# GenLoop

This library is an adaptation of awesome Ulf Wiger's library `:plain_fsm` for
Elixir. It reuses as `:plain_fsm` code as possible, but adds some features :

- OTP system behaviours for starting processes, stopping processes and name
  registering. That means that you can use the classic naming conventions as in
  name = atom_key
  name = {:global, key}
  name = {:via, Registry, {AppRegistry, key}}
  GenLoop.start_link(module, args, name: name)
  GenLoop.send(name, message)
- `receive/2` macro inspired from
  [ashneyderman/plain_fsm_ex]( that
  automatically handles system messages. It handles parent `:EXIT` messages if
  your process traps exits too.

This is still a work in progress, notably the documentation must be completed.

## Installation

The package can be installed by adding `gen_loop` and `plain_fsm` to your list
of dependencies in `mix.exs`: We need to add `plain_fsm` because it is old on
Hex repository, we use a more up-to-date version of the library (mainly to
handle `terminate/2` callback).

def deps do
    {:gen_loop, "~> 0.1.0"},

As of version 1.0.0, [plain_fsm]( is
a normal dependency pulled from

## Why ?

This library is a direct concurrent to `GenServer` or `:gen_statem` : it provides
selective receive and more freedom but makes it easier to shoot yourself in the

More info in [`plain_fsm` rationale](

## How To ?

This section is to be polished, but basically :

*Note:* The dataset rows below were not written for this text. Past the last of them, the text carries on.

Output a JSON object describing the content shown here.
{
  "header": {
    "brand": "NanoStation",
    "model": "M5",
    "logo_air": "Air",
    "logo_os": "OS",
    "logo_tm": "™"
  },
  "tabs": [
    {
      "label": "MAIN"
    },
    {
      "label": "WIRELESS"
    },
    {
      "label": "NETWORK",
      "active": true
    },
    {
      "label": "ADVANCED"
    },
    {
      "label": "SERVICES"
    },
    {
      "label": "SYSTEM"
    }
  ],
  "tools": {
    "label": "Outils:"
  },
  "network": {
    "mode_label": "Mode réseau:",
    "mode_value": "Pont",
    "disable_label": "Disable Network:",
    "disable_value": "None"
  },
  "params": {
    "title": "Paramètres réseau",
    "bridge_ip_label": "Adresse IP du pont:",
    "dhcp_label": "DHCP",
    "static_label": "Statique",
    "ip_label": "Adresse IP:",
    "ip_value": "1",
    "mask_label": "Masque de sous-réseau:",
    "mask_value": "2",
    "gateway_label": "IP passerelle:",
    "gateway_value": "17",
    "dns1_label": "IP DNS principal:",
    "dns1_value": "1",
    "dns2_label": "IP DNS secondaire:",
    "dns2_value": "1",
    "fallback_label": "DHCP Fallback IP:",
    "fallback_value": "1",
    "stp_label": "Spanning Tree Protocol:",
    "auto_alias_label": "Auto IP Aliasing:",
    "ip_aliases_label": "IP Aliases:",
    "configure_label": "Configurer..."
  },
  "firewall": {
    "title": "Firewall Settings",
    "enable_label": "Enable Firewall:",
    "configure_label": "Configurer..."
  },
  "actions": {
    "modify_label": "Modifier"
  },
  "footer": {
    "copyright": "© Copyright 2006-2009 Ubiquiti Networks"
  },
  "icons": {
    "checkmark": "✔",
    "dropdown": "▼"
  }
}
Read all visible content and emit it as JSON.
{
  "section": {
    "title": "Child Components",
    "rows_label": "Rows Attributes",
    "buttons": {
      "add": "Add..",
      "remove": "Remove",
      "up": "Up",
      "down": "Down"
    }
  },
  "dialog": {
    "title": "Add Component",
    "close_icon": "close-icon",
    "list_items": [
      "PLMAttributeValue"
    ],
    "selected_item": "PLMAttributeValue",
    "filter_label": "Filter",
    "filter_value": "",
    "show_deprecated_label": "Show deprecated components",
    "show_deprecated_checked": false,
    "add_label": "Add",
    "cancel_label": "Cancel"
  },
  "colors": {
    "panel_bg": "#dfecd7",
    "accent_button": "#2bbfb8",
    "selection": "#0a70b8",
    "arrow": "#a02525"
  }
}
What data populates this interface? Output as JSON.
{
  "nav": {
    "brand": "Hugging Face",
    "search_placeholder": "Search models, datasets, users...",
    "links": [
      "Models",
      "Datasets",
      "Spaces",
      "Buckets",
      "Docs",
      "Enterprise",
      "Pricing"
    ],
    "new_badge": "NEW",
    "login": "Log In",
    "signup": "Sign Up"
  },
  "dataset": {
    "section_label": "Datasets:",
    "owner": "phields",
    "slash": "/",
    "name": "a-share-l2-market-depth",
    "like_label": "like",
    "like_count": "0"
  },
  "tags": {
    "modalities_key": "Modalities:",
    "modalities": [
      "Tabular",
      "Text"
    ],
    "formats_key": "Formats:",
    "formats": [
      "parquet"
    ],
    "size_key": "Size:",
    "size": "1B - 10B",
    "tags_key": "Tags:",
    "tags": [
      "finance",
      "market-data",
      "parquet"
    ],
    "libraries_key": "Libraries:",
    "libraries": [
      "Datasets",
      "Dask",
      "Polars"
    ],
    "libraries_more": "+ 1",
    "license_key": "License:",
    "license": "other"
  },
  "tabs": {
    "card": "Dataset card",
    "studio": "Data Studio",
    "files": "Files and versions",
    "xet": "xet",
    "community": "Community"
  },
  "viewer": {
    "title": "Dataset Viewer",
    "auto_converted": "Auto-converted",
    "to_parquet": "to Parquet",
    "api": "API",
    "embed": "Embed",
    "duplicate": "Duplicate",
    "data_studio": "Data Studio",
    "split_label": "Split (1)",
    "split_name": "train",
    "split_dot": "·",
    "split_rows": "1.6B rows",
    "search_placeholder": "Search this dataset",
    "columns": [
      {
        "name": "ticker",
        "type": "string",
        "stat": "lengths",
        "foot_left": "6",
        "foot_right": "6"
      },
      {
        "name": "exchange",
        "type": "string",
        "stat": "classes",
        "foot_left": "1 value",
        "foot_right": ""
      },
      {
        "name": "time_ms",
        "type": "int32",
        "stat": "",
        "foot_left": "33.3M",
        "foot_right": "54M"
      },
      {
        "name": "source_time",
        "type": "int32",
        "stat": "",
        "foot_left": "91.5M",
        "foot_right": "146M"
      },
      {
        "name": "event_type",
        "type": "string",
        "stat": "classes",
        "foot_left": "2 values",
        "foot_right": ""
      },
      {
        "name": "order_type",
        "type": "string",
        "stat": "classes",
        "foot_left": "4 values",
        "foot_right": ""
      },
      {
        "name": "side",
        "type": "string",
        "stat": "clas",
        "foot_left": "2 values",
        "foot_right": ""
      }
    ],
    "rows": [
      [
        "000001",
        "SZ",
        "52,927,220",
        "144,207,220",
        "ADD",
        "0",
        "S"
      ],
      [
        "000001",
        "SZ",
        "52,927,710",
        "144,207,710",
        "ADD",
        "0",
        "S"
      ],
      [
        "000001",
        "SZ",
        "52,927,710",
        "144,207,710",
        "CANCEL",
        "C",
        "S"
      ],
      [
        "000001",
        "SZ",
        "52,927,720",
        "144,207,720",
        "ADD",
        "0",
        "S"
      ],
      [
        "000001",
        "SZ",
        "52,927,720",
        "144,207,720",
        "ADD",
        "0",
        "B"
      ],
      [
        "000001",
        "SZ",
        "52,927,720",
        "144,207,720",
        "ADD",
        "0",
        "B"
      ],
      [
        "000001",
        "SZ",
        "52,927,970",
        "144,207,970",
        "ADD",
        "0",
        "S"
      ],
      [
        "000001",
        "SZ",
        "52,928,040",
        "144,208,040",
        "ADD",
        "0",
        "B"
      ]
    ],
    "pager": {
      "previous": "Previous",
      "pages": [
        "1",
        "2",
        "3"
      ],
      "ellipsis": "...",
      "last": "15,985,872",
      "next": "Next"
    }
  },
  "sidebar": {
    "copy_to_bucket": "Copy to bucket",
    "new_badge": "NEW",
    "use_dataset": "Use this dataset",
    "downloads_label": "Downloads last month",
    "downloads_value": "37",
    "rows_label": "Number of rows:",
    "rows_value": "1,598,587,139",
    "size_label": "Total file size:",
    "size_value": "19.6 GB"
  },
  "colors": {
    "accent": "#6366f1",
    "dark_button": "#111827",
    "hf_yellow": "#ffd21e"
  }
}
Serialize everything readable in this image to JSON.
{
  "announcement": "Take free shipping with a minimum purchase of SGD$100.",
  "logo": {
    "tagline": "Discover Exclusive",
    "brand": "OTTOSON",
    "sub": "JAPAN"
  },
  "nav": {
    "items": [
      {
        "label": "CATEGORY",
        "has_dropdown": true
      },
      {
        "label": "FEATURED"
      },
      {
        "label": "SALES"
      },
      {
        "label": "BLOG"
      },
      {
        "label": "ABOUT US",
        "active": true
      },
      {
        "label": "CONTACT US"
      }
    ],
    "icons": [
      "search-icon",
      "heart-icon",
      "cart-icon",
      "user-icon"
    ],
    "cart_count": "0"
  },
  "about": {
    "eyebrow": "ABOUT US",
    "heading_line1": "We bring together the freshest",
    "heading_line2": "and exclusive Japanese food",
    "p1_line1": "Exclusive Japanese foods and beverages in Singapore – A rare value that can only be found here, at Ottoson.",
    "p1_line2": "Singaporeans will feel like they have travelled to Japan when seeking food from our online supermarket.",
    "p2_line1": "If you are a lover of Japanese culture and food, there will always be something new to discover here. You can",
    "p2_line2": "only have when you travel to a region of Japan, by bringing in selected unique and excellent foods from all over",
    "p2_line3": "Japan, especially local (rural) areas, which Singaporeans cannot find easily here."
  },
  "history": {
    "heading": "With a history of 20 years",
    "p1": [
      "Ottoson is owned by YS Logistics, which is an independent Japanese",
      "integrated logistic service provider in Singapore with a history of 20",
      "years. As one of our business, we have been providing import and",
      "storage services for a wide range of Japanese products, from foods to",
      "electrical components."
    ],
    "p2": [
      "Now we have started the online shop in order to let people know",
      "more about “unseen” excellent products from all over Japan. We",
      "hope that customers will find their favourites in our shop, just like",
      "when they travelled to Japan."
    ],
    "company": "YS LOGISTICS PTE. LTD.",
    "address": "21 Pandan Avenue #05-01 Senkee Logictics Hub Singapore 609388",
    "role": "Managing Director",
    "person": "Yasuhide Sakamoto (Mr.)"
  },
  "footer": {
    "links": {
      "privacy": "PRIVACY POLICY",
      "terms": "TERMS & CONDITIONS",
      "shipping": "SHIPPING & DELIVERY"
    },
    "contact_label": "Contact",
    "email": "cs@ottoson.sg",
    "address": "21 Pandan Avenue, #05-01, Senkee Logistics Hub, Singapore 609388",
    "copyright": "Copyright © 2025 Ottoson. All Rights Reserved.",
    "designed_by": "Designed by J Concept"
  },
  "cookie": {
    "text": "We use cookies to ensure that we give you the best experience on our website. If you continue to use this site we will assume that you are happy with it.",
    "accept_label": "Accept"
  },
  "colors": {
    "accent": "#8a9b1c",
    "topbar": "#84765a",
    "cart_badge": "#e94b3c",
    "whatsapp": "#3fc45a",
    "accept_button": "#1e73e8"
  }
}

- First, `use GenLoop, enter: :my_loop` in your module, where `:my_loop` is the
  name of a function in your module.
- Call `GenLoop.start_link(__MODULE__, init_arg)`, you can also give options like
  `name`, just like a `GenServer`.
- Maybe `def init(init_arg)` . It should return `{:ok, state}, {:stop, reason} or :ignore`.
- Define your `my_loop(init_arg)` function where your code now runs in a
  supervised process.
- In your state functions, you can use `receive/1` blocks just as normal
  but you can also use the `receive/2` macro in your main state function.
  It's best to use the latter on a base state where the most time is spent,
  in order to handle system messages automatically and keep the classic
  `receive/1` blocks for transient states.

  def my_loop(state)
    my_state = change_stuf(state)
    receive my_state do   # Pass the state if you want to handle system messages
      rcall(from, msg) -> # Match a message from
        reply(from, :ok)  # Reply with GenLoop.reply (automatically imported)
        my_loop(state)    # Don't forget to re-enter the loop
      rcast(msg) ->       # Match a message from GenLoop.cast
        state = do_stuff(msg)
      msg ->              # Match a mere message from Kernel.send/2 or GenLoop.send/2
        state = do_stuff(msg)
        other_loop(state) # You can go to another loop to change state
      1000 -> my_loop(state)
    # You must not have any code after receive.
- `rcall` and `rcast` work also with normal `receive/1`.
- `receive/1` or `receive/2` must be the last expression in the function. 
- If you add the `get_state` option when using GenLoop, your module
  will automatically define a `get_state(pid_or_name)` function
  and any `receive/2` block will answer to this call with the current
  process state. 
  Currently only the `:all` option is supported.
  It's better to keep this functionality for debug

 use GenLoop, get_state: :all

Have a look at [loop_example.ex](

## Alternative

GenLoop is designed for communicating processes : servers, FSMs, etc. Have a
look at the [Task]( module if you just want
to supervise autonomous processes.

GenLoop is not a replacement for GenServer : if your have only one loop in your
module with a "catch all messages" clause, you woud better use GenServer
instead of GenLoop.

You may also use :gen_statem as a good replacement to selective receives.